WHAT THE TASK REQUIRES — Although the records contain pictures, the copy should leave them out and match everything else exactly.

DATASET RECORDS —
::::::::::

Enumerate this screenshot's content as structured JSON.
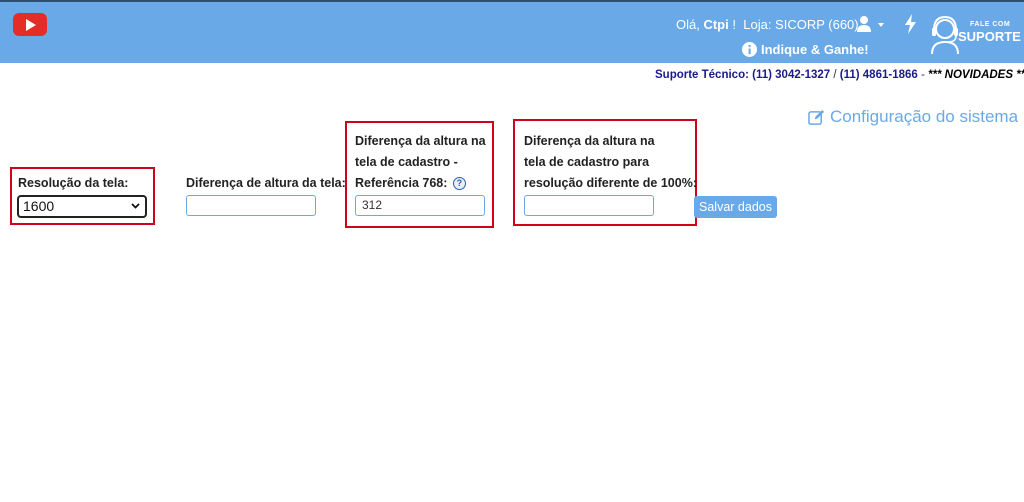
{
  "header": {
    "greeting_prefix": "Olá,",
    "user_name": "Ctpi",
    "greeting_suffix": "!",
    "store": "Loja: SICORP (660)",
    "indique": "Indique & Ganhe!",
    "fale_com": "FALE COM",
    "suporte": "SUPORTE",
    "colors": {
      "bar": "#6aa9e8",
      "youtube": "#e52d27"
    },
    "icons": [
      "youtube-icon",
      "user-icon",
      "caret-down-icon",
      "bolt-icon",
      "info-icon",
      "headset-icon"
    ]
  },
  "support_line": {
    "label": "Suporte Técnico:",
    "phone1": "(11) 3042-1327",
    "separator": "/",
    "phone2": "(11) 4861-1866",
    "dash": "-",
    "news": "*** NOVIDADES ***"
  },
  "page": {
    "title": "Configuração do sistema",
    "title_icon": "edit-icon"
  },
  "form": {
    "resolution": {
      "label": "Resolução da tela:",
      "selected": "1600"
    },
    "height_diff": {
      "label": "Diferença de altura da tela:",
      "value": ""
    },
    "height_ref": {
      "line1": "Diferença da altura na",
      "line2": "tela de cadastro -",
      "line3": "Referência 768:",
      "help_icon": "?",
      "value": "312"
    },
    "height_res": {
      "line1": "Diferença da altura na",
      "line2": "tela de cadastro para",
      "line3": "resolução diferente de 100%:",
      "value": ""
    },
    "save_label": "Salvar dados",
    "highlight_color": "#d0021b"
  }
}
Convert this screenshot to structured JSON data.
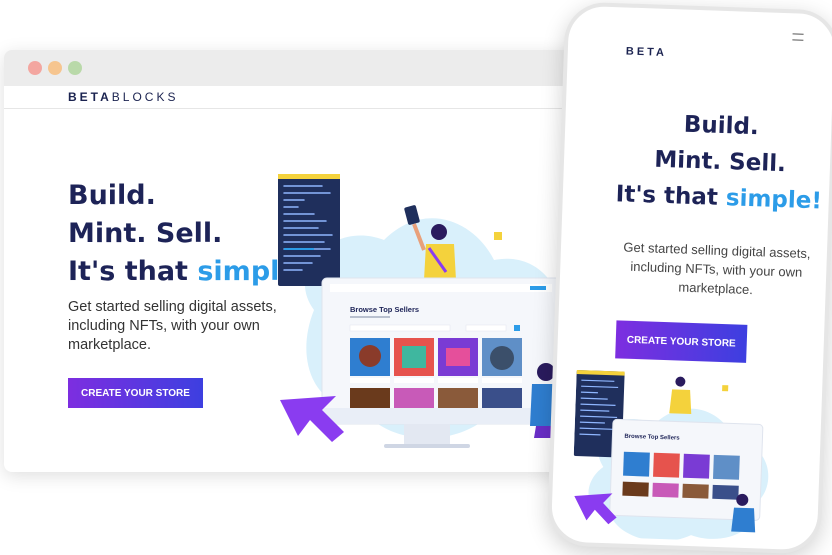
{
  "brand": {
    "logo_bold": "BETA",
    "logo_light": "BLOCKS",
    "phone_logo": "BETA"
  },
  "hero": {
    "line1": "Build.",
    "line2": "Mint. Sell.",
    "line3_prefix": "It's that ",
    "line3_accent": "simple!",
    "subtitle": "Get started selling digital assets, including NFTs, with your own marketplace.",
    "cta_label": "CREATE YOUR STORE"
  },
  "mockup_screen": {
    "title": "Browse Top Sellers"
  },
  "colors": {
    "heading": "#1d2357",
    "accent": "#2c9ce8",
    "cta_gradient_start": "#7d2ee0",
    "cta_gradient_end": "#3d3fe0",
    "blob": "#d9f0fb",
    "purple_arrow": "#8a3cf0"
  },
  "icons": [
    "menu-icon",
    "cursor-arrow-icon"
  ]
}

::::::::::

EXERCISE RESULT —
Enumerate this screenshot's content as structured JSON.
{
  "header": {
    "greeting_prefix": "Olá,",
    "user_name": "Ctpi",
    "greeting_suffix": "!",
    "store": "Loja: SICORP (660)",
    "indique": "Indique & Ganhe!",
    "fale_com": "FALE COM",
    "suporte": "SUPORTE",
    "colors": {
      "bar": "#6aa9e8",
      "youtube": "#e52d27"
    },
    "icons": [
      "youtube-icon",
      "user-icon",
      "caret-down-icon",
      "bolt-icon",
      "info-icon",
      "headset-icon"
    ]
  },
  "support_line": {
    "label": "Suporte Técnico:",
    "phone1": "(11) 3042-1327",
    "separator": "/",
    "phone2": "(11) 4861-1866",
    "dash": "-",
    "news": "*** NOVIDADES ***"
  },
  "page": {
    "title": "Configuração do sistema",
    "title_icon": "edit-icon"
  },
  "form": {
    "resolution": {
      "label": "Resolução da tela:",
      "selected": "1600"
    },
    "height_diff": {
      "label": "Diferença de altura da tela:",
      "value": ""
    },
    "height_ref": {
      "line1": "Diferença da altura na",
      "line2": "tela de cadastro -",
      "line3": "Referência 768:",
      "help_icon": "?",
      "value": "312"
    },
    "height_res": {
      "line1": "Diferença da altura na",
      "line2": "tela de cadastro para",
      "line3": "resolução diferente de 100%:",
      "value": ""
    },
    "save_label": "Salvar dados",
    "highlight_color": "#d0021b"
  }
}
Convert this screenshot to structured JSON data.
{
  "brand": {
    "logo_bold": "BETA",
    "logo_light": "BLOCKS",
    "phone_logo": "BETA"
  },
  "hero": {
    "line1": "Build.",
    "line2": "Mint. Sell.",
    "line3_prefix": "It's that ",
    "line3_accent": "simple!",
    "subtitle": "Get started selling digital assets, including NFTs, with your own marketplace.",
    "cta_label": "CREATE YOUR STORE"
  },
  "mockup_screen": {
    "title": "Browse Top Sellers"
  },
  "colors": {
    "heading": "#1d2357",
    "accent": "#2c9ce8",
    "cta_gradient_start": "#7d2ee0",
    "cta_gradient_end": "#3d3fe0",
    "blob": "#d9f0fb",
    "purple_arrow": "#8a3cf0"
  },
  "icons": [
    "menu-icon",
    "cursor-arrow-icon"
  ]
}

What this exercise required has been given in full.